What does it mean to be a great leader? For many tech companies, the definition of a great leader is someone who rallies his or her troops to get things done. A great leader may also prove something of a visionary, predicting where markets will go.
But people often diverge when it comes to defining a great leader’s personality; some are okay with a boss who acts tyrannically, so long as the ends justify the means. Others think that effective leadership is only possible when one treats employees well.
Whatever your definition, here are some things that anyone in a leadership role can practice to become more successful:
Leaders Tend to Listen
Actively listen to what your employees tell you, and regularly seek their openness and candor without any consequences. This way, the feedback will have a greater chance of being truthful.
The best leaders always respond to questions, address concerns in a short period of time, and, above all, listen with empathy.
Leaders Organize Their Thoughts
Never present an argument you haven’t fully thought through; this tends to undermine leadership and shows weakness. If you’re trying to communicate the vision and direction to your people, spend a few minutes organizing what you want to deliver to ensure the message is clear.
Leaders Know How to Communicate
If you’re a better speaker than a writer, speak more often. You probably have employees who are excellent writers, can design killer presentations, or know how to speak with the media; let them take the lead on those initiatives. Leaders aren’t afraid to partner with people who have the skills to make them better at communicating on any platform.
Don’t limit yourself to any one platform. Anything you need to communicate should go out through multiple streams to make sure you’re reaching everyone who needs to hear your message. (And although you may have multiple platforms at your disposal, you need to observe all personal and professional lines before you communicate; when in doubt, involve your HR team to review missives before they’re dispatched.)
Leaders Involve the Right People
Good leaders make a point of bringing in the right people for all efforts. Involving all stakeholders from the start will reduce duplicate communications. You’ll be able to solve unforeseen problems quicker, keep your team on target, and limit frustrations caused by people with misinformation.
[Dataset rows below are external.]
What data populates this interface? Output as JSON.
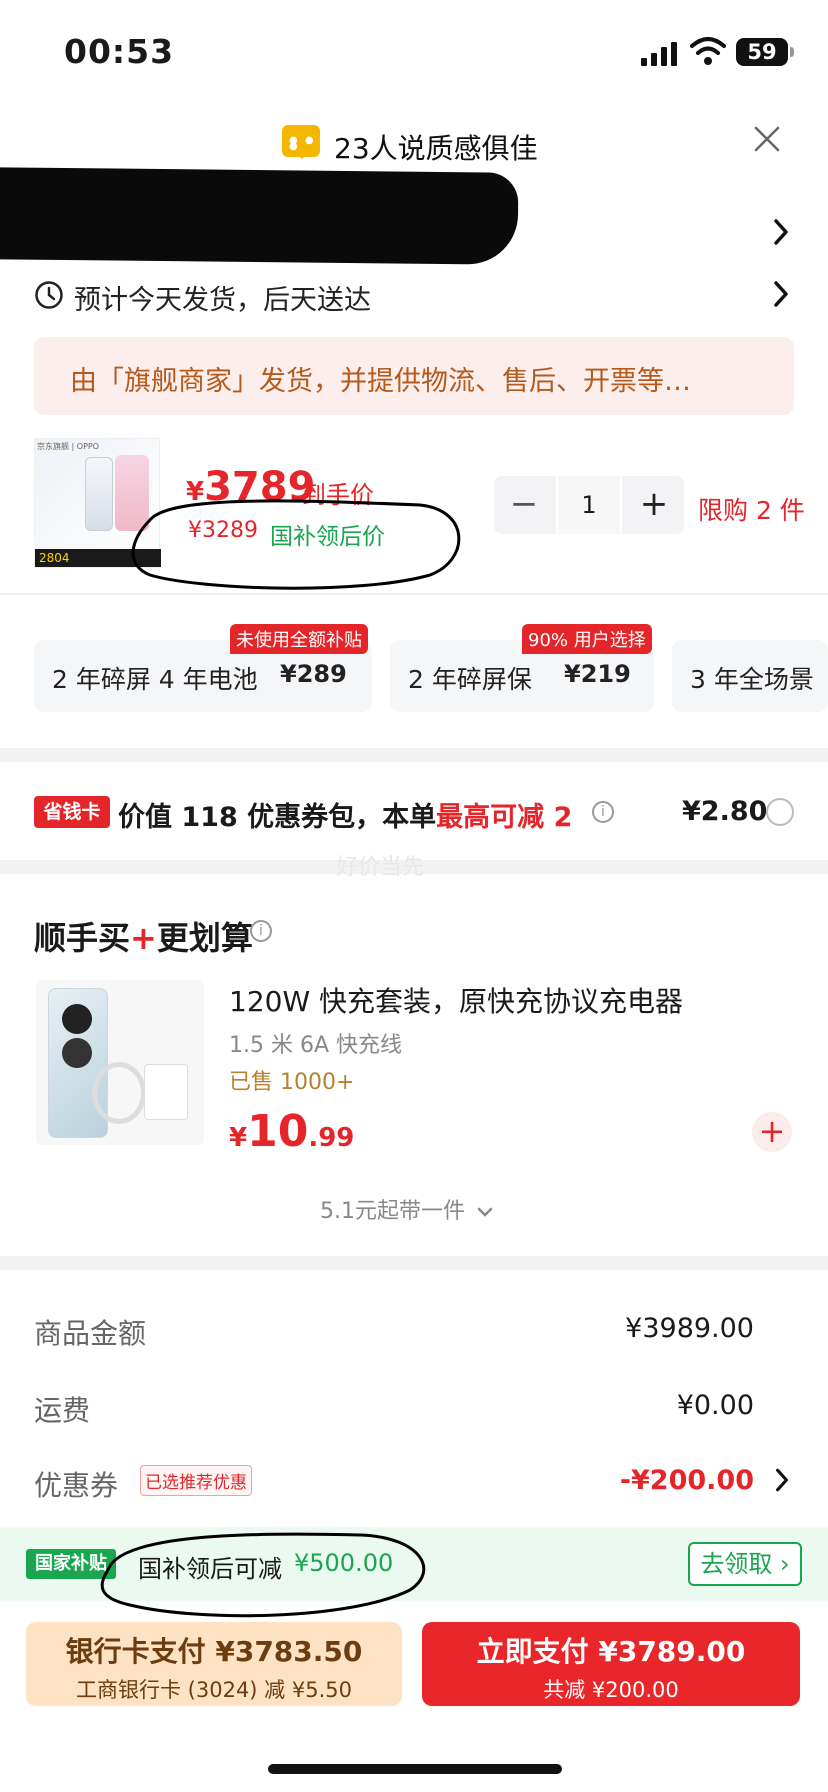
{
  "status": {
    "time": "00:53",
    "battery": "59"
  },
  "header": {
    "title": "23人说质感俱佳"
  },
  "delivery": {
    "text": "预计今天发货，后天送达"
  },
  "seller_notice": "由「旗舰商家」发货，并提供物流、售后、开票等…",
  "product": {
    "image_brand": "京东旗舰 | OPPO",
    "image_tag": "2804",
    "price_symbol": "¥",
    "price": "3789",
    "price_label": "到手价",
    "sub_price": "¥3289",
    "sub_price_label": "国补领后价",
    "quantity": "1",
    "limit": "限购 2 件"
  },
  "services": [
    {
      "name": "2 年碎屏 4 年电池",
      "price": "¥289",
      "badge": "未使用全额补贴"
    },
    {
      "name": "2 年碎屏保",
      "price": "¥219",
      "badge": "90% 用户选择"
    },
    {
      "name": "3 年全场景",
      "price": "",
      "badge": ""
    }
  ],
  "savings_card": {
    "badge": "省钱卡",
    "text": "价值 118 优惠券包，本单",
    "highlight": "最高可减 2",
    "price": "¥2.80"
  },
  "watermark": "好价当先",
  "addon": {
    "section_title_a": "顺手买",
    "section_title_b": "更划算",
    "name": "120W 快充套装，原快充协议充电器",
    "sub": "1.5 米 6A 快充线",
    "sold": "已售 1000+",
    "price_symbol": "¥",
    "price_int": "10",
    "price_dec": ".99",
    "more": "5.1元起带一件"
  },
  "summary": {
    "goods_label": "商品金额",
    "goods_value": "¥3989.00",
    "shipping_label": "运费",
    "shipping_value": "¥0.00",
    "coupon_label": "优惠券",
    "coupon_badge": "已选推荐优惠",
    "coupon_value": "-¥200.00"
  },
  "gov_subsidy": {
    "badge": "国家补贴",
    "text": "国补领后可减",
    "value": "¥500.00",
    "button": "去领取"
  },
  "pay": {
    "bank_title": "银行卡支付 ¥3783.50",
    "bank_sub": "工商银行卡 (3024) 减 ¥5.50",
    "now_title": "立即支付 ¥3789.00",
    "now_sub": "共减 ¥200.00"
  },
  "colors": {
    "accent_red": "#e4262a",
    "green": "#1aa64f",
    "notice_bg": "#fdeeee"
  }
}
Leaders Convey Context
Your employees want to understand their work means something. By contextualizing their work, your direction, and the evolving progression of the company, you inspire employees to do their best.
Leaders Seek More Than Information
Effective leaders show thanks for a job well done, and recognize employees who demonstrate extraordinary efforts. Make your connections more personal by building your employees up and driving them forward; in turn, they’ll reward you with additional productivity.